There’s little to criticise this trio’s inclusion here (if you have the villain, you need the heroes), but a Koska Reeves minifigure could have really helped sell 75315 Imperial Light Cruiser as a better total package, or even an unmasked Din Djarin. At the same time, quality control on the printing for the Mandalorian’s helmet needs to improve. Imagine paying £150 for a set and getting a wonky Mando.
— Price —
Ultimately, the sense of value can be best demonstrated in the surprise we felt when lifting up 75315 Imperial Light Cruiser when complete – it’s far heavier than we anticipated. That surprise, though, is a negative reflection of the how really it does not seem like 1,336 pieces of LEGO have gone into the set. It has the appearance of a set with closer to 800 pieces. Lots of Technic pins on the inside, lots of large grey panels on the outside.
That is not to criticise the design at all, because it offers the right detail that it needs to, both on the exterior at one scale and in the interior at another. Likewise, it is a model that doesn’t need to be any bigger in size. There’s enough space and features inside to recreate all the story so far seen from The Mandalorian, while the outside sits at a perfect balance between size and detail on show.
But charging as high as £149.99 / $159.99 / €159.99 still feels disproportionate to the model that you are left with and, realistically, it may just be a consequence of the minifigures that are included – particularly the two that have required special one-off moulds to create.
— Pictures —
— Summary —
Price is where 75315 Imperial Light Cruiser comes unstuck. If this was between £100 and £120, there would be enough to the set and to the minifigure line-up to recommend it wholeheartedly. However, where we have praised LEGO Star Wars’ return to better value across the rest of its summer 2021 wave of releases, there is a clear imbalance between price and value in 75315 Imperial Light Cruiser and it feels like a carryover from the Sequel Trilogy approach.
Based on its merits as a LEGO set, there’s little to criticise 75315 Imperial Light Cruiser for, because it provides both an excellent rendition of a relatively new Imperial ship for the exterior and a spacious interpretation of a key story moment from The Mandalorian for the interior. The minifigures aren’t all perfect, but remain highly desirable and three of them are (infuriatingly) locked into this set.

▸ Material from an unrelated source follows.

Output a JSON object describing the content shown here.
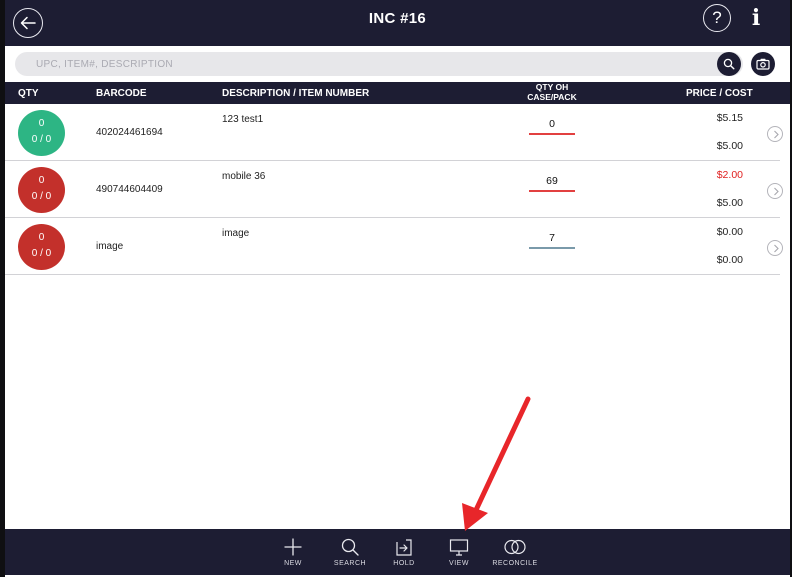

In many ways, 75315 Imperial Light Cruiser is close to the limit of what it can be in functions, design and authenticity for the piece count and number of minifigures included. Unfortunately, the same cannot be said for the price, which stretches at least 30% beyond that same limit.
Without that issue, this is a model that would sit comfortably in the summer 2021 range of LEGO Star Wars sets, but for how remarkable the rest of them all are in comparative value, 75315 Imperial Light Cruiser runs the risk of being overshadowed and overlooked.
This set was provided for review by the LEGO Group.
— FAQs —
How long does it take to build LEGO Star Wars 75315 Imperial Light Cruiser?
It will take between three and four hours to put together 75315 Imperial Light Cruiser, in a build spread across nine sets of numbered bags.
How many pieces are in LEGO Star Wars 75315 Imperial Light Cruiser?
There are 1,336 pieces in 75315 Imperial Light Cruiser, as well as one Baby Yoda and five minifigures including the Mandalorian, Cara Dune, Fennec Shand, Moff Gideon and a Dark Trooper.
How big is LEGO Star Wars 75315 Imperial Light Cruiser?
75315 Imperial Light Cruiser comes in at 58cm long, 23cm wide and 13cm tall. For its size, it is a compact and relatively heavy model, with the bridge of the ship also acting as a carry handle.